Sept 22, 2013
On a whim I decided to tour the famous Teatro Massimo. I knew tours were offered here and fortunately this opera house was open today. For the reasonable fee of eight euros, I was thrilled to be able to see this amazing landmark of Palermo.
The Teatro Massimo was built in 1875 and had been closed at different times due to fires. After a closure of twenty-three years, the theater re-opened in 1997. Almost everything inside is original, including the Murano glass lighting fixtures on the walls. An exception is the refurbished red velvet seats.
Its unique ceiling features artistic paintings on panels which open on warm evenings for ventilation. Although the theater now has air-conditioning, during an opera this feature is never used as it interferes with the singer’s voices.
I actually heard one of the opera singers rehearsing and was thrilled as I listened. On the tour I also experienced the echo room, an interesting place not commonly found in opera houses. In the beautiful marble lobby, costumes from previous operas like Aida and La Traviata were on display.
At the end of the thirty-minute tour, my knowledgeable tour guide informed our small group that tickets may still be available for tonight’s performance of the Barber of Seville. My first thought was that I would love to go, but I had no dressy clothing with me. When I voiced my concerns, the friendly guide said that only in the stalls on the lower level do patrons need to be formally dressed. Seating in the balconies and galleries accommodates those who are more casually dressed. She reassured me that it would not be a problem.
Now I was excited, since I have never been to an opera, yet have always wanted to attend. The thought of being able to see my first opera in Italy really thrilled me. When I went to the box office to check for seats and ticket prices, I decided to buy a ticket for €85 and my seat was in the first balcony, just left of center. The opera would begin at 5:30 and I was advised to arrive an hour early.

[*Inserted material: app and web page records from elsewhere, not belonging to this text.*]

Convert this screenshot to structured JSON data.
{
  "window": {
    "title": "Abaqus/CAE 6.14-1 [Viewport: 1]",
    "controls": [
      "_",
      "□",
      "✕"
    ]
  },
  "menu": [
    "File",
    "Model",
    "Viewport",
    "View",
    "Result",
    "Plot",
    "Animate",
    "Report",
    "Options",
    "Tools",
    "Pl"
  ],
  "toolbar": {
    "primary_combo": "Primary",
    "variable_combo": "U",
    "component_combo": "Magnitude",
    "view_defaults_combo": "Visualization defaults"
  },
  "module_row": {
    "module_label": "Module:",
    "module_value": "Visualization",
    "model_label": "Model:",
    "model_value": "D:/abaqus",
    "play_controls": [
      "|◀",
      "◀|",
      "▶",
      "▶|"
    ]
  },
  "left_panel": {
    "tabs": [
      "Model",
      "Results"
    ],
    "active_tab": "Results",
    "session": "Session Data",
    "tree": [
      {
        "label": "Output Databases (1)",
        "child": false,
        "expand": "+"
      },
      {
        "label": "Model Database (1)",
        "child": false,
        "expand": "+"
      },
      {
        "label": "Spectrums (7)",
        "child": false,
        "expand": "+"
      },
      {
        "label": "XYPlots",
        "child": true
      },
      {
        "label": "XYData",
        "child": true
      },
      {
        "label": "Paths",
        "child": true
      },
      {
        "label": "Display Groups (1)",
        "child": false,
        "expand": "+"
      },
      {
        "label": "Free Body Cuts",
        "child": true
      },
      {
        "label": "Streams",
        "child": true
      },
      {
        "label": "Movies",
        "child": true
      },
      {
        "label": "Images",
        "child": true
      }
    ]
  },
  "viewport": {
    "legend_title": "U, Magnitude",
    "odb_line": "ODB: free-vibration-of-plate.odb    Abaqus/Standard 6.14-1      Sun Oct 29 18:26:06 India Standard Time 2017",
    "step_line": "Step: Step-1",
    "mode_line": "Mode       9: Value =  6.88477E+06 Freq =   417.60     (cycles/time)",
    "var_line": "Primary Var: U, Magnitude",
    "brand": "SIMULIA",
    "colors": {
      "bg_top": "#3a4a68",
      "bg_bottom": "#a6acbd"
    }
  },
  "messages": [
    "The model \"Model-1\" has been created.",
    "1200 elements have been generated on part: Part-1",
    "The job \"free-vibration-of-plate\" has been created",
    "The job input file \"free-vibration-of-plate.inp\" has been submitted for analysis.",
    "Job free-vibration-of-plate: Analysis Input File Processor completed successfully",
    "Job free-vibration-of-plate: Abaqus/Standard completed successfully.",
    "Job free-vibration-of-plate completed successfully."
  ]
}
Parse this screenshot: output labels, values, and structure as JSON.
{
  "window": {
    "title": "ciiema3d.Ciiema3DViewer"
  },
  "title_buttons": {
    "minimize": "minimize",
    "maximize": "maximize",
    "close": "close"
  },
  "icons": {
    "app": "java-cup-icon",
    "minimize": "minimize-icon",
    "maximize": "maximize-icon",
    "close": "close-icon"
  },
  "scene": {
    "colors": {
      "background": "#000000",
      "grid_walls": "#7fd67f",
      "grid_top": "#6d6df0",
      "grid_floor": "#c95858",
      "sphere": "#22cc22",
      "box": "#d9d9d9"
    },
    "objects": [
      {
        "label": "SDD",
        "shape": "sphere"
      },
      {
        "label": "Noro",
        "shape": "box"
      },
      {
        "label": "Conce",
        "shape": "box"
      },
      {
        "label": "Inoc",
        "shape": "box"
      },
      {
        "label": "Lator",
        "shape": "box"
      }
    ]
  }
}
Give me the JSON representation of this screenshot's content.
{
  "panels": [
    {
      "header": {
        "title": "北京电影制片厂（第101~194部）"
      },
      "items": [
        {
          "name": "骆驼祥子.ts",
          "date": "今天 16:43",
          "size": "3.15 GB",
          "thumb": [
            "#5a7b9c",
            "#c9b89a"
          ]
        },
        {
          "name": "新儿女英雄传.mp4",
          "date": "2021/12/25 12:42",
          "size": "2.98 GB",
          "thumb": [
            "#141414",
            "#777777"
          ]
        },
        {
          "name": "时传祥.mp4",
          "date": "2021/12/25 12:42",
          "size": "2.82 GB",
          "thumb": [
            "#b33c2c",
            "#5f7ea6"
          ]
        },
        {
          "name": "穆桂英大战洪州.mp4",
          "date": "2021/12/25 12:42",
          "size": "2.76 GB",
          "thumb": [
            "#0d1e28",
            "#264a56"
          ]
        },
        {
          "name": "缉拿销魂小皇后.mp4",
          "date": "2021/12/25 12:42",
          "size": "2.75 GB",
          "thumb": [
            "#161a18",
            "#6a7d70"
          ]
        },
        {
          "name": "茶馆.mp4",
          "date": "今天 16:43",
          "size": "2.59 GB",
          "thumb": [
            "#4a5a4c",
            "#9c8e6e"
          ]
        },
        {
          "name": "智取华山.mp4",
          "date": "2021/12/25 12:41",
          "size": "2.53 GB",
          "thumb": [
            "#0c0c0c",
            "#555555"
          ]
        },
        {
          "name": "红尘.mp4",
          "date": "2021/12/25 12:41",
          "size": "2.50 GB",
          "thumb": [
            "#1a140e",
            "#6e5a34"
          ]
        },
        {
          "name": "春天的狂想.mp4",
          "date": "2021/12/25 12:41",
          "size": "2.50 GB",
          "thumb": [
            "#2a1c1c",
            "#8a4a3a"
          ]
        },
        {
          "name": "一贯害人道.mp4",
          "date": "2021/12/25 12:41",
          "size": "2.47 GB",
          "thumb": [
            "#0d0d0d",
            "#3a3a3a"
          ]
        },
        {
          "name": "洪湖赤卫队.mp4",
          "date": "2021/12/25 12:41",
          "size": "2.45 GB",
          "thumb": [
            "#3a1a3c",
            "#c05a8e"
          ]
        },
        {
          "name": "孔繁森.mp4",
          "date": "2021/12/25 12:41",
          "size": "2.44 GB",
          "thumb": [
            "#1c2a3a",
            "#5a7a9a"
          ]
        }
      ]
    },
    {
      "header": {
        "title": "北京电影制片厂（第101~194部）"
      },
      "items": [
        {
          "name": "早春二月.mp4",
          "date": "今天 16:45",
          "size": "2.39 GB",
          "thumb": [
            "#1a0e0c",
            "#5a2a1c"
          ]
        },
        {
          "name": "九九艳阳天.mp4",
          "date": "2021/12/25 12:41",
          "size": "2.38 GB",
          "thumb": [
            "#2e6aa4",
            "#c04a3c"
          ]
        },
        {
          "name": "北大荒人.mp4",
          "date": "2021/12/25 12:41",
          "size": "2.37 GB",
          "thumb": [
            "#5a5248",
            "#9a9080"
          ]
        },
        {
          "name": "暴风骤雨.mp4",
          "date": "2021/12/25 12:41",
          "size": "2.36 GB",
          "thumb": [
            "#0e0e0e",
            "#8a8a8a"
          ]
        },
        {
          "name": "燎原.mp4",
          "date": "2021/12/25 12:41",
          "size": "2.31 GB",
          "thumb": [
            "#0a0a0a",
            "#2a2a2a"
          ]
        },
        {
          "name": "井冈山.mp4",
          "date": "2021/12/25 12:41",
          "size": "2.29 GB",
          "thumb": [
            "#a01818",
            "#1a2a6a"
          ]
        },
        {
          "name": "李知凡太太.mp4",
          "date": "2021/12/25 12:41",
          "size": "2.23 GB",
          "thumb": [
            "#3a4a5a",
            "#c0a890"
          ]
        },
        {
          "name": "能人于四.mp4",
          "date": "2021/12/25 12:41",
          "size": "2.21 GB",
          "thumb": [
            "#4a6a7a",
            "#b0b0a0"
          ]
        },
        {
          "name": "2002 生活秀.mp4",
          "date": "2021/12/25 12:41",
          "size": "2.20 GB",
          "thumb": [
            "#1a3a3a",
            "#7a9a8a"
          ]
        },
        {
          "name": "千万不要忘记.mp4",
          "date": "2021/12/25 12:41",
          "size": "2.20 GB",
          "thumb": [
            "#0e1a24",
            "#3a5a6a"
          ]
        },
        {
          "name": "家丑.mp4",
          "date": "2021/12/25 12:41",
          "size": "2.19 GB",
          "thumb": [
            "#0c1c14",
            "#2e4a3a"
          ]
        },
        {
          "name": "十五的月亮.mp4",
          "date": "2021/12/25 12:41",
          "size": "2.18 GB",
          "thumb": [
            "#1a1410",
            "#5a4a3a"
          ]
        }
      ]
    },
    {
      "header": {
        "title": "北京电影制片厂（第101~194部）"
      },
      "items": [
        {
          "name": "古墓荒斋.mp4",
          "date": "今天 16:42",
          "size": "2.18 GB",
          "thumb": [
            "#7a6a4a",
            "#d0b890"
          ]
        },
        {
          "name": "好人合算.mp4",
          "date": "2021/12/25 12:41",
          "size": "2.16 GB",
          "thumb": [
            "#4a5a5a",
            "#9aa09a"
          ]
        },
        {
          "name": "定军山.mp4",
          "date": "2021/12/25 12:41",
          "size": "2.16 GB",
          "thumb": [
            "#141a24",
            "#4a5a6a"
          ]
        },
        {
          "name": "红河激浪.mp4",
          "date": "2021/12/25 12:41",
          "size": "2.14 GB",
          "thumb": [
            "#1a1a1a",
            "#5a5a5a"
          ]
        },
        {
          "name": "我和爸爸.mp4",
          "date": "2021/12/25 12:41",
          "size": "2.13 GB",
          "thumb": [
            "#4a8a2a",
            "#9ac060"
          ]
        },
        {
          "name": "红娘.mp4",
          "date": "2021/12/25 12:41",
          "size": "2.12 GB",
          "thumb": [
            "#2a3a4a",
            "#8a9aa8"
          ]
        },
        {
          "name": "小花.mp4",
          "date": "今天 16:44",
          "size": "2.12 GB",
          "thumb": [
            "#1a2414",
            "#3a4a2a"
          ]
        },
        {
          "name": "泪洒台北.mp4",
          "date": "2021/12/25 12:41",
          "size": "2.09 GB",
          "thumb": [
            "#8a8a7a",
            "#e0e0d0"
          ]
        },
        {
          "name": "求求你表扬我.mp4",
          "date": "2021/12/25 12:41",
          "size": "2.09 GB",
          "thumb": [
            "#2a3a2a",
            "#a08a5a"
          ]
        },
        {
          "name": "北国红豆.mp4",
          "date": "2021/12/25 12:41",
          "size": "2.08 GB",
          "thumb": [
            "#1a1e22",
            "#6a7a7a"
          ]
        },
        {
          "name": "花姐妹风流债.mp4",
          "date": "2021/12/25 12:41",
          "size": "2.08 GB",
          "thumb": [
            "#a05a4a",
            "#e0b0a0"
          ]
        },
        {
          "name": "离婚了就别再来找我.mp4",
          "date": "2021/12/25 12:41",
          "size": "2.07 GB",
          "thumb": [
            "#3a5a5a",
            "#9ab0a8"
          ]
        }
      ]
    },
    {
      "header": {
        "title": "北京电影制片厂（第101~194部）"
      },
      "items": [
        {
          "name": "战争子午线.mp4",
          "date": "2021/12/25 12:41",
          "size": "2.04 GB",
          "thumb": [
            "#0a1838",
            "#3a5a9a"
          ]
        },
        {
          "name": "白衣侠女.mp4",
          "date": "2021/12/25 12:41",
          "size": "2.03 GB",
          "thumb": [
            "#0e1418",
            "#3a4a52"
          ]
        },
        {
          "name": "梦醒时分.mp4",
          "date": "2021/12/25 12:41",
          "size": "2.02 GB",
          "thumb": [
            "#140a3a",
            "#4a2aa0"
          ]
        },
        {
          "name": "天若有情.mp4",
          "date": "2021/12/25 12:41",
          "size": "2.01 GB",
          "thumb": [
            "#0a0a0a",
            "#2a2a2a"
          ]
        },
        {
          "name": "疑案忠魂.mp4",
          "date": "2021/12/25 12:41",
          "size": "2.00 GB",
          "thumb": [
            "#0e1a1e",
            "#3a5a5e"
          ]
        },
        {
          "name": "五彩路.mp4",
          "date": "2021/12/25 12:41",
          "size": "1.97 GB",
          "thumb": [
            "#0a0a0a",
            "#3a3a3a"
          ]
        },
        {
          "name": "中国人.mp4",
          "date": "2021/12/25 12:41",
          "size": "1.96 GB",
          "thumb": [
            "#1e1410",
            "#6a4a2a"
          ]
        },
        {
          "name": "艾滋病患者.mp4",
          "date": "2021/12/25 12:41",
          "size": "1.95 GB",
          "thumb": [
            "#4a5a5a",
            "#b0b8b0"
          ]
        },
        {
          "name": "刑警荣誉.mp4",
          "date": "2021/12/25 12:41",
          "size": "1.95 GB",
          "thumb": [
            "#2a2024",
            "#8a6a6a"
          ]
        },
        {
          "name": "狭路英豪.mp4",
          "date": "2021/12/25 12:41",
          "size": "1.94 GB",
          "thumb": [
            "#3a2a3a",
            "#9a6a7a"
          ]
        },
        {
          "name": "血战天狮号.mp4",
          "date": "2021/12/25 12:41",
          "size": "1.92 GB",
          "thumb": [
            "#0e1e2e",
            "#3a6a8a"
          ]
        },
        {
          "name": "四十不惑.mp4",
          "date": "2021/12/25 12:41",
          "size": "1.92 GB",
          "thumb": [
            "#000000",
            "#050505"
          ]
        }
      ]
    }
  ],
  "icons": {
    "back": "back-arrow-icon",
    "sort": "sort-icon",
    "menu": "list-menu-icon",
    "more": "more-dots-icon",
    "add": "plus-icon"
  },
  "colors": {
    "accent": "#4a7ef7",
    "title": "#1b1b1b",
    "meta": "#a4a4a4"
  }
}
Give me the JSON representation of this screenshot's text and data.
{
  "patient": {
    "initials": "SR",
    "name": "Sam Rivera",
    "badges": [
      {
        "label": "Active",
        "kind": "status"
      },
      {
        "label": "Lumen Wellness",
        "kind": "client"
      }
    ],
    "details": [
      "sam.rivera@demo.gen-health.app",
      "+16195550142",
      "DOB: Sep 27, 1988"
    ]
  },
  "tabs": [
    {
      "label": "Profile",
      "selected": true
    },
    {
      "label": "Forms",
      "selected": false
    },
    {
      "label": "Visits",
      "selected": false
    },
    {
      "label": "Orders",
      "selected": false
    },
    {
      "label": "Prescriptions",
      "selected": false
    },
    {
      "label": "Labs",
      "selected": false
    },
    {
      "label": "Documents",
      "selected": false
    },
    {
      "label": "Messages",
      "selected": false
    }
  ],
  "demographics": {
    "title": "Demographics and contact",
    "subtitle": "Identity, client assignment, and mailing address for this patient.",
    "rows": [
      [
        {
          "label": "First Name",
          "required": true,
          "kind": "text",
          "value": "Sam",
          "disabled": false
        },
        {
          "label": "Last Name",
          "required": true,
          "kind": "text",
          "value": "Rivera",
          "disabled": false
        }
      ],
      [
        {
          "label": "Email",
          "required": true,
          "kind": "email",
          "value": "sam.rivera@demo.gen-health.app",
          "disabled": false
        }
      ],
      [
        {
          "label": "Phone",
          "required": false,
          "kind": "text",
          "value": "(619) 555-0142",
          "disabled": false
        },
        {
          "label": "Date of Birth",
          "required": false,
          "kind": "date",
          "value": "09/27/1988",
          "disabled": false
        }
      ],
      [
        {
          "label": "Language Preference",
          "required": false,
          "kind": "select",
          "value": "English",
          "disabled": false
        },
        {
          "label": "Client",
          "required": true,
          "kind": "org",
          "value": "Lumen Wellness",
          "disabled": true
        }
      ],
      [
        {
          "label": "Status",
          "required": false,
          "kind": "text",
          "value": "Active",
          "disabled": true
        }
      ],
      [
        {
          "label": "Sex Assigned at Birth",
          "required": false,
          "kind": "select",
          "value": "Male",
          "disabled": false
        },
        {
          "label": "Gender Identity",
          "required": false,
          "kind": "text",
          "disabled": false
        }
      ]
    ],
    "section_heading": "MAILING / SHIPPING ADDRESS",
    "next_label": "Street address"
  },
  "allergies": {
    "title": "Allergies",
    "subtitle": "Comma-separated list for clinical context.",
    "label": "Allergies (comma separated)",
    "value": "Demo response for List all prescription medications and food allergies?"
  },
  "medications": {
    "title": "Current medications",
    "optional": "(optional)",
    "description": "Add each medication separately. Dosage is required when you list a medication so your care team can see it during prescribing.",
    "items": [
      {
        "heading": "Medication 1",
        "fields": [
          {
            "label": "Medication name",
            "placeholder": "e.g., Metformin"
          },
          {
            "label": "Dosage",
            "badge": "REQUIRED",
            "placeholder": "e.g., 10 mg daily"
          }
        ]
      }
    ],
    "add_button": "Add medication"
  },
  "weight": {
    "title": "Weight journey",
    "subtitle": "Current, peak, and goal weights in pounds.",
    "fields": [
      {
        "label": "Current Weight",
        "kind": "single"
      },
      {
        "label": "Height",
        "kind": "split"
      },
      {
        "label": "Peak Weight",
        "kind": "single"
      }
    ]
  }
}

I walked back to my hotel room with a smile on my face, and thinking about what I was going to wear.
At 4:20 I left the hotel and walked to Teatro Massimo, wearing black pants, a black and white dressy blouse, my black flats, and sunglasses. Although this was a warm day in Palermo, I knew my gold-colored scarf would come in handy, and it was the perfect accessory to wear to the opera. I could hardly believe this was really happening.
I arrived before the doors opened, so really there was no need to be there so early. After about twenty or thirty minutes, I was able to go inside and a theater usher showed me to my seat, or to my room, I should say. The balconies consist of individual small rooms with six chairs, reminiscent of what I have seen in the movies. My view was perfect, and I regretted only having my iPhone camera.
The interior was magnificent with the velvet curtains and gold-colored walls with exquisite glass chandeliers. As more people entered, I noticed many of the ladies using hand-held fans, again, just like I have seen in films.
Although I was not hot, I assumed these women needed the fans to stay cool, since no air-conditioning was in use. Soon three others entered my room, or sala, leaving two of the red velvet, cushioned seats vacant.
A few minutes after the scheduled time to start, the lights went down, and the opera began. I was fascinated, watching the performance, and I was glad that I had researched the story, so I could follow the Italian lyrics. A live orchestra played and above, a screen displayed the lyrics in Italian. How interesting. Such an awesome experience; I was thrilled to be here.
Unfortunately, there is not enough time to include all the details here. You will have to wait for my book to come out to read more about this awesome event. Stay tuned.